● **Assignment**: Show all lines below holding the string "المبيعات".

◇ ◇ ◇ ◇ ◇

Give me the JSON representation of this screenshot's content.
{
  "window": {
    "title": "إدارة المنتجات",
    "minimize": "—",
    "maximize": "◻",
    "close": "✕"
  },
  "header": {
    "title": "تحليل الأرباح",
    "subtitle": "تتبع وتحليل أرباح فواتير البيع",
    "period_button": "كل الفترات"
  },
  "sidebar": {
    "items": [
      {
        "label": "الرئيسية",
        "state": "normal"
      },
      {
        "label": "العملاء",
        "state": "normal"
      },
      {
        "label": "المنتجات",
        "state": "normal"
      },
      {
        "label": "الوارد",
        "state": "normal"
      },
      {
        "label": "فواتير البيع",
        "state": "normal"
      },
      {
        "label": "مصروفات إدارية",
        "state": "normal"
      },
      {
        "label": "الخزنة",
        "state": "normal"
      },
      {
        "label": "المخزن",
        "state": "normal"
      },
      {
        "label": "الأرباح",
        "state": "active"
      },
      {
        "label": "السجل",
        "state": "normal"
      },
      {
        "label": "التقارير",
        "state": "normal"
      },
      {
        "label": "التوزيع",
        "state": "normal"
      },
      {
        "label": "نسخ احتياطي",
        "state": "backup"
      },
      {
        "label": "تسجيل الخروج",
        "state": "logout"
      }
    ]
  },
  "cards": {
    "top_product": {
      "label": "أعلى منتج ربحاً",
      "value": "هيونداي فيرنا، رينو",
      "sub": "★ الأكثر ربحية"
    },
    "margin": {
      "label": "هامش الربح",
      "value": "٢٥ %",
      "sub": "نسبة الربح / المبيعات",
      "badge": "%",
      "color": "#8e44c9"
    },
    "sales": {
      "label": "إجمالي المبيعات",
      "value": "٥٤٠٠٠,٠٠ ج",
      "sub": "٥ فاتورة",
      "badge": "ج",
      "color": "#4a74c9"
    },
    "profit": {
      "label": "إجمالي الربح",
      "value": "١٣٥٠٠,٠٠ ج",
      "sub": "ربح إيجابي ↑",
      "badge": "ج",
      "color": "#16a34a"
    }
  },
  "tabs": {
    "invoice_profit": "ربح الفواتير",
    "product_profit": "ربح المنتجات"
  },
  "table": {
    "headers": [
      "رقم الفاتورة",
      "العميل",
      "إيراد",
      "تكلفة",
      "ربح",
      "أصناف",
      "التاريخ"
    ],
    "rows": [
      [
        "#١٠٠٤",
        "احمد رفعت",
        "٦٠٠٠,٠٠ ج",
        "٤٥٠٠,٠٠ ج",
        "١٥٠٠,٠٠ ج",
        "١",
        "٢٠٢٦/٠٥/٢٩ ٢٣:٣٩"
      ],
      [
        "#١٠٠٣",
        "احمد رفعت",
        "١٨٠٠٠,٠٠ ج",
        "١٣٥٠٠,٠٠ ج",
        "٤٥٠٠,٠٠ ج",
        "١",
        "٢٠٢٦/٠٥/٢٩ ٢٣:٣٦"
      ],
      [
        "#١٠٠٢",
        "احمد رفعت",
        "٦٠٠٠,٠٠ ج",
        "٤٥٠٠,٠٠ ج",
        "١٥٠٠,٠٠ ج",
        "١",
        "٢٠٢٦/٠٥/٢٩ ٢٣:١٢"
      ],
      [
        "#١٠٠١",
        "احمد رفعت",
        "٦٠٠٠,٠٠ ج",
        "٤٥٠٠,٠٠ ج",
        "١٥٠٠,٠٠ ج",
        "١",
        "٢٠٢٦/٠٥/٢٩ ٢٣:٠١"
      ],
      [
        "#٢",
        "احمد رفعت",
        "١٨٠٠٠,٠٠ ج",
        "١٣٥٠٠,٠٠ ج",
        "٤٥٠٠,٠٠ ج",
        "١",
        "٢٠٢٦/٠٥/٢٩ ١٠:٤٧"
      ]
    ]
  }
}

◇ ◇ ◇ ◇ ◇

● **Written answer**:
      "sub": "نسبة الربح / المبيعات",
      "label": "إجمالي المبيعات",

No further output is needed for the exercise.